Breaking News
More () »

Bangor area non-profits work hard to keep community members fed

The Bangor Area Homeless Shelter and the Salvation Army are feeding more people as COVID-19 seems to be increasing food insecurity in the area.

BANGOR, Maine — The Bangor Area Homeless Shelter is feeding more people as COVID-19 seems to be increasing food insecurity in the area.

"What we've seen is an increase in need for food essentially," says Jim Batchelder, who's in charge of the food pantry and daily meals at the shelter.

The program manager at the Bangor Area Homeless Shelter, Archie Curry tells NEWS CENTER Maine an average of 200 more meals a month than last year are currently being served.

The shelter remains closed to people in need who will not agree to stay inside indefinitely. Currently, just 11 of 36 beds are occupied. 

"I want this to be over so I can go in again," says Norma Gene, who benefits from the daily meals.

To those in need of a lunch meal, bags handed out the back door.

"We were doing up to 80 a day, it's kind of leveled off a little bit, between that and the demand on supply, we've scaled back to 50 a day...and we do 50 every day," says Curry.

50 bags a day is what the shelter gives out in a span of two hours, all of those bags are given out and when more than 50 people come if they have enough food they'll feed them, if not they direct them to The Salvation Army food truck.

The Bangor Area Homeless Shelter also has a food pantry from which it serves about 125 families a month. The pantry services are available every Tuesday and Thursday.

"That's pretty close to double of what we typically do," says Curry.

The Salvation Army on Park Street in Bangor is another option for folks to stop by and grab a meal on weekdays.

The non-profit is currently giving out 200 meals a day, double the number of meals it was giving out this same time last year.

Within a matter of days, another guest has obtained permanent housin... g and those of us here at BAHS could not be prouder! This person came in through the warming center in January and has not ceased in working hard to overcome her situation.

"Right now on average we are seeing, right around 200 people a day," says James Moores, the Soup Kitchen coordinator at the Bangor Salvation Army.

200 meals going out this window, back in the day when the Salvation Army's soup kitchen was open they served 100 meals a day. So, that's twice as much traffic of people in need of a daily lunch meal.

"It doesn't matter where you come from or who you are, if you come to us and you're hungry...and you need a meal..we will give it to you," says Moors.

Moors is worried about how to keep handing out 200 lunch bags a day when the money the Salvation Army has to buy food runs out.
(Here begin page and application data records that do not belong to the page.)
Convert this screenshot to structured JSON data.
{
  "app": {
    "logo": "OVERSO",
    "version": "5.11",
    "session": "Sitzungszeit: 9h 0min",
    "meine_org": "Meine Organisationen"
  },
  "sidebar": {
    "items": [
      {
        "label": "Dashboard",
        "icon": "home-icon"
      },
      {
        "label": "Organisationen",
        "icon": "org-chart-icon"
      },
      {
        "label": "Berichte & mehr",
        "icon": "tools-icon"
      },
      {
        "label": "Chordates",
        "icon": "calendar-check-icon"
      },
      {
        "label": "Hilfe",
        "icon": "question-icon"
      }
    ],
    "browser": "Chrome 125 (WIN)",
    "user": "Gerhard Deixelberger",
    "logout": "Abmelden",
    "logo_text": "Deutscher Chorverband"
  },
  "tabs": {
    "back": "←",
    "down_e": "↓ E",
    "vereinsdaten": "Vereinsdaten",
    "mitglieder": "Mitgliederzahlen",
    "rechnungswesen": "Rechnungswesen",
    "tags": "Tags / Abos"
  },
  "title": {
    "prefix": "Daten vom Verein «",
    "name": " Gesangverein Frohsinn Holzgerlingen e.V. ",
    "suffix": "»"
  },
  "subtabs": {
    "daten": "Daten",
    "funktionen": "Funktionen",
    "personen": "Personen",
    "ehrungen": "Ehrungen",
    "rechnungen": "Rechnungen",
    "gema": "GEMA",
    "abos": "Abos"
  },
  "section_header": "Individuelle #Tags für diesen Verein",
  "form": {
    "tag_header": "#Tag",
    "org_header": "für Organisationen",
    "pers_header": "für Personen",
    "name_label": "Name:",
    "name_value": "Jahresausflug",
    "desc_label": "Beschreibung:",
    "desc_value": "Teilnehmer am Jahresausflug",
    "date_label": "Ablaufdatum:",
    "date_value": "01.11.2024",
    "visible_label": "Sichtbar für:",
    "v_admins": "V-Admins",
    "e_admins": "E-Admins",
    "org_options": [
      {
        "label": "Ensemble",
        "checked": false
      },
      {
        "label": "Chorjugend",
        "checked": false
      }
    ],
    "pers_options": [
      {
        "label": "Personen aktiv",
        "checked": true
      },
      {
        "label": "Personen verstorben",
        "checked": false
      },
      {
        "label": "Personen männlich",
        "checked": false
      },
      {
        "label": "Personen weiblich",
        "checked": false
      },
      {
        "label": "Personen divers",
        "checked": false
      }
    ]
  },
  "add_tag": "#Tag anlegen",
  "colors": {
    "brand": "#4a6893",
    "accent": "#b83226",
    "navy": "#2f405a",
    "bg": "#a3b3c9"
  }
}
He goes through 150 bottles of water a day and 200 meals that the non-profit is able to make from donations.

If you are interested in donating to the Bangor Area Homeless Shelter you can reach them out here.

RELATED: Good Shepherd Food Bank calls on Senate to boost SNAP for hungry Mainers

RELATED: 'Farm to Pantry' program aims to help Maine farmers and feed the hungry

RELATED: New partnership supports Maine dairy farmers and helps hungry Mainers

RELATED: Maine mother shares personal story of food insecurity to raise awareness

RELATED: Bethel Food Pantry goes the extra mile to help fight hunger in western Maine

Before You Leave, Check This Out